Getting into the Medieval Spirit

I went to the Ludlow Medieval Fayre last weekend and really got into the medieval spirit in more ways than one.

I had an article published last year about the fayre and was surprised to see someone else had done similar this year which is great really as I guess magazine editors usually want to cover annual events like this so it's worth trying again, even if you have seen it done before.

The beautiful birds of prey are always there and you can have a hold for a few pounds

And the whole place takes on a really medieval Christmas atmosphere

Finally, I felt a little scared when I first saw this picture. No idea what that could be on my shoulder. The castle is said to have several ghostly visitors as well as the usual tourists. Perhaps this spirit was awakened by all the authentic sights and sounds of a Medieval castle.

Whatever it is I hope it stayed there. A parrot on the shoulder is one thing but I don't fancy carrying around a spirit!

Monday, 22 November 2010

Commercial Fiction

We had a guest speaker at our Writers Group this week. Alan Mahar - Publishing Director of Tindal Street Press gave a fascinating talk from a publishers point of view, covering how they got started as a company and hints and tips on what they are looking for.

I found his question and answer section very useful. He even covered one of my burning questions - What is commercial fiction?

My novel is constantly getting rejected for not being commercial enough. From all of my rejections I have received great feedback about it being well written, my writing style and that they have enjoyed what they have read but I have obviously chosen a subject that won't sell - or will it?

Tindal Street Press concentrate on writers from the West Midlands, with strong themes set around that particular area. They have enjoyed great success to date with many writers winning major awards or being short listed for them such as the Booker, Costa First Book Award and Orange Prize.

Alan made a great point about how an editor and the rest of the team all have to be passionate with the whole thing, not just like a story, but believe that everyone else will too. He also said that it is difficult if you are trying to break into the top London publishers, especially if your novel is set in a regional area as mine is.

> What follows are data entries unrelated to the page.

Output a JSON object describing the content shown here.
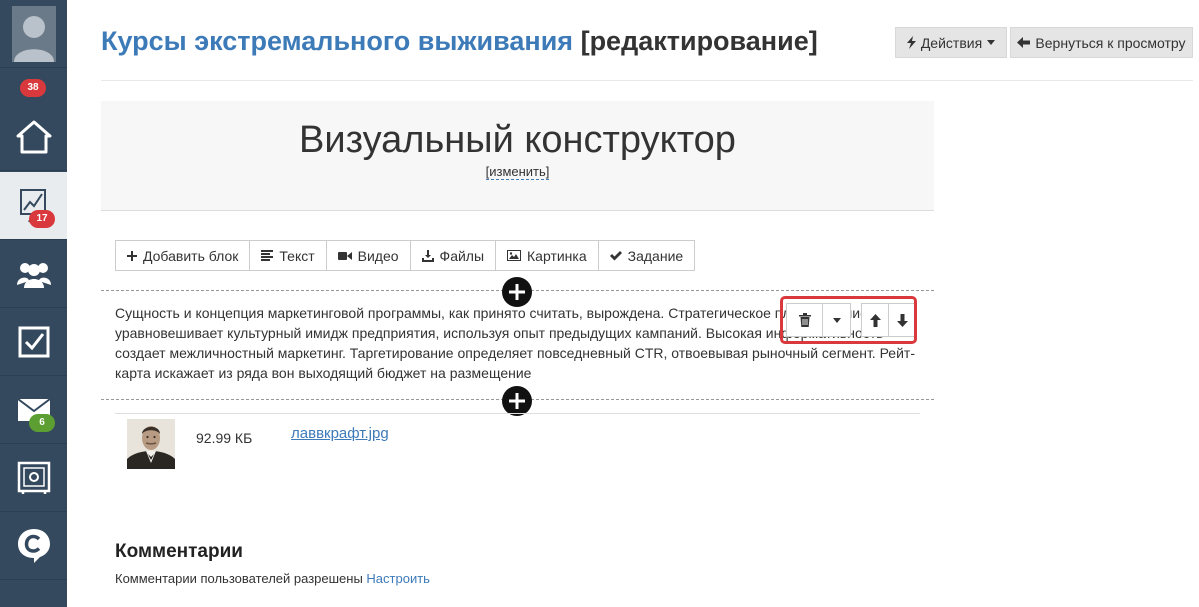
{
  "sidebar": {
    "items": [
      {
        "name": "avatar",
        "icon": "user-silhouette-icon"
      },
      {
        "name": "home",
        "icon": "home-icon",
        "badge": "38"
      },
      {
        "name": "training",
        "icon": "chart-board-icon",
        "badge": "17",
        "active": true
      },
      {
        "name": "users",
        "icon": "users-group-icon"
      },
      {
        "name": "tasks",
        "icon": "checkbox-icon"
      },
      {
        "name": "messages",
        "icon": "envelope-icon",
        "badge": "6"
      },
      {
        "name": "safe",
        "icon": "safe-icon"
      },
      {
        "name": "brand",
        "icon": "brand-c-icon"
      }
    ]
  },
  "header": {
    "course_title": "Курсы экстремального выживания",
    "title_suffix": "[редактирование]",
    "actions_label": "Действия",
    "back_label": "Вернуться к просмотру"
  },
  "hero": {
    "title": "Визуальный конструктор",
    "edit_link": "[изменить]"
  },
  "toolbar": {
    "buttons": [
      {
        "label": "Добавить блок",
        "icon": "plus-icon"
      },
      {
        "label": "Текст",
        "icon": "text-lines-icon"
      },
      {
        "label": "Видео",
        "icon": "video-camera-icon"
      },
      {
        "label": "Файлы",
        "icon": "download-icon"
      },
      {
        "label": "Картинка",
        "icon": "picture-icon"
      },
      {
        "label": "Задание",
        "icon": "checkmark-icon"
      }
    ]
  },
  "text_block": {
    "content": "Сущность и концепция маркетинговой программы, как принято считать, вырождена. Стратегическое планирование уравновешивает культурный имидж предприятия, используя опыт предыдущих кампаний. Высокая информативность создает межличностный маркетинг. Таргетирование определяет повседневный CTR, отвоевывая рыночный сегмент. Рейт-карта искажает из ряда вон выходящий бюджет на размещение"
  },
  "block_tools": [
    "trash-icon",
    "caret-down-icon",
    "arrow-up-icon",
    "arrow-down-icon"
  ],
  "file": {
    "size": "92.99 КБ",
    "name": "лаввкрафт.jpg"
  },
  "comments": {
    "title": "Комментарии",
    "note": "Комментарии пользователей разрешены",
    "configure_link": "Настроить"
  },
  "colors": {
    "sidebar_bg": "#34495e",
    "link_blue": "#3d7ab8",
    "badge_red": "#d9393c",
    "badge_green": "#5c9e31",
    "highlight_red": "#d9393c"
  }
}
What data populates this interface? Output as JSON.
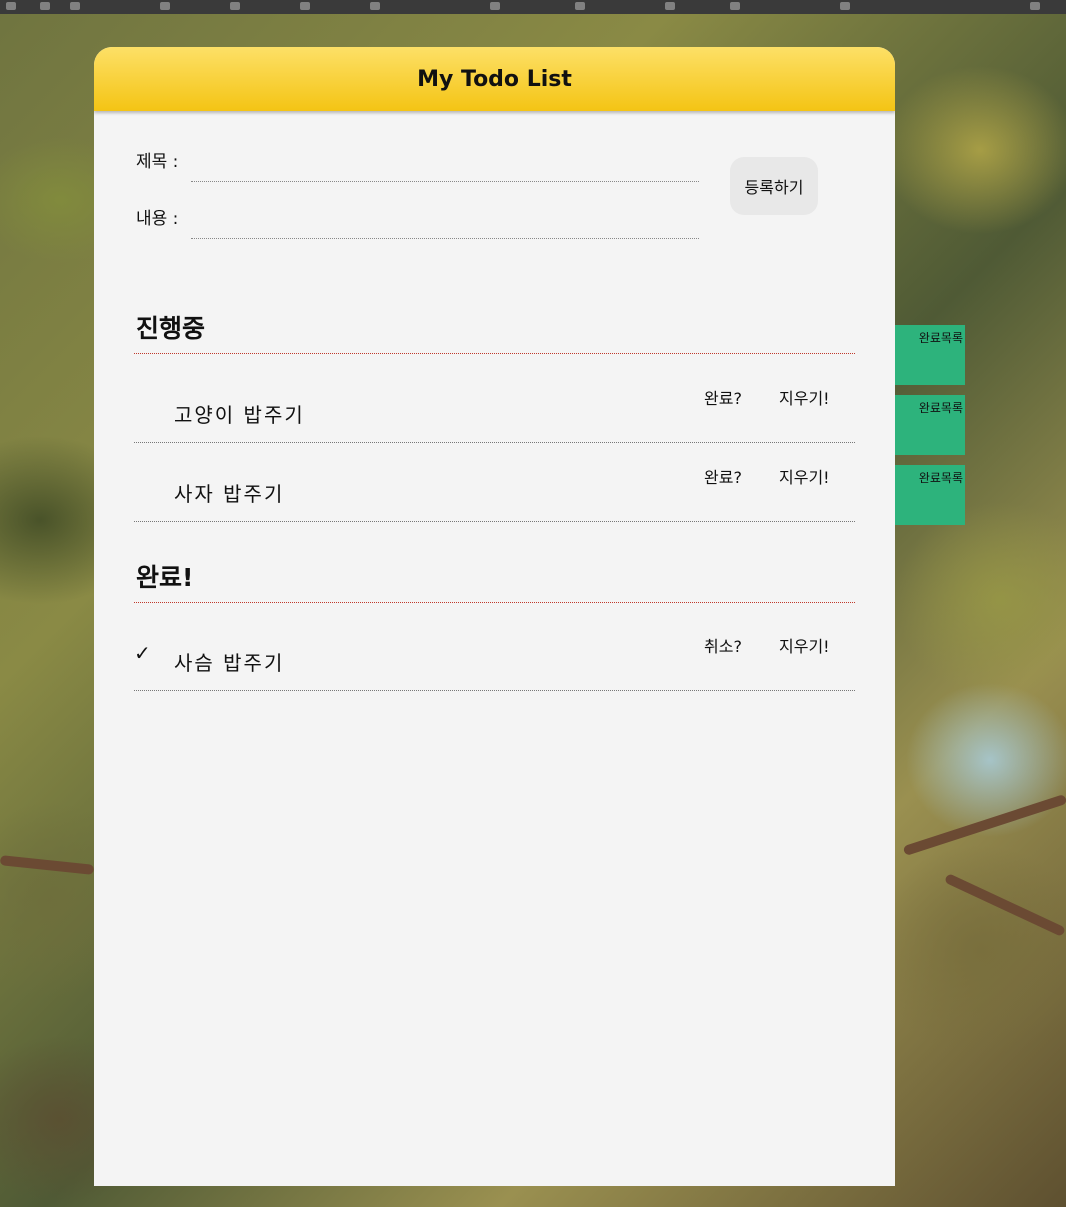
{
  "app": {
    "title": "My Todo List"
  },
  "form": {
    "title_label": "제목 :",
    "content_label": "내용 :",
    "title_value": "",
    "content_value": "",
    "submit_label": "등록하기"
  },
  "sections": {
    "in_progress": {
      "title": "진행중",
      "items": [
        {
          "title": "고양이 밥주기",
          "done_label": "완료?",
          "delete_label": "지우기!"
        },
        {
          "title": "사자 밥주기",
          "done_label": "완료?",
          "delete_label": "지우기!"
        }
      ]
    },
    "completed": {
      "title": "완료!",
      "items": [
        {
          "check": "✓",
          "title": "사슴 밥주기",
          "cancel_label": "취소?",
          "delete_label": "지우기!"
        }
      ]
    }
  },
  "side_tabs": [
    {
      "label": "완료목록"
    },
    {
      "label": "완료목록"
    },
    {
      "label": "완료목록"
    }
  ],
  "colors": {
    "header_yellow": "#f4c414",
    "side_tab_green": "#2db37c",
    "panel_bg": "#f4f4f4",
    "section_line_red": "#c0392b"
  }
}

At first I felt a little dis-heartened as I can't change my story or the genre to make it any more 'Commercial'. I truly believe that my characters are fixed and so is the setting, I don't think it would work if it was set anywhere else, even though as he said it, I started to day dream about my novel being set in London or Glasgow but talked myself out of exploring that idea any further.

However, what I can do is to keep on sending it out until I find a publisher who does believe in it. Every one of those editors out there have different feelings and views, I guess I just have to keep searching for one that feels the same as I do.

Wednesday, 10 November 2010

The Crogen Coach House Writing Project (aka Wrekin Writers Retreat)

Our yearly Wrekin Writers retreat was at the Crogen estate near Llangollen this year.

I was the last to arrive and have to apologise for surging into the house like the mad river Dee above, but I was so excited, I could hardly control myself.

I found other members of the group writing amongst the most wonderful surroundings of this lovely house.

Above Beverley Cherry

Above Julie Phillips

Above Crogen Coach House - our weekend retreat

I had to try and calm down and leave everyone in peace, so left the house for a walk. I was amazed at the beautiful surroundings that would inspire any writer.

It was a magical time, we had so much fun and got so much out of the house which had a grand piano and games room.

Simon Whaley doing a bit of Jazz!

Play it again Bryan, Sue begged him!

Me in my favourite spot!

I discovered this cottage in the daytime, but got some willing members of the group to go and visit at night for our own little 'Blair Witch Project' I found it quite scary to start with as I entered the derelict building and climbed the old ladder in darkeness.

Our gathering - a beautiful lasagna cooked by Darren

The final thing most people want to do is leave a note in the visitors book. After our terrifying walk to the haunted cottage - Bryan came up with this message

Twelve were expected (one member had to drop out at the last moment)

Eleven arrived

None of us would leave.

Although we were trying to be spooky, this little message meant so much more than a creepy scribbling!

We all got so much done on our writing projects that weekend. I arrived with a few notes written by hand and now have the main base for my next non-fiction book.

The whole house was crammed full of creative minds and inspiration for an entire weekend. I think our positive and creative spirits will stay in that house for ever.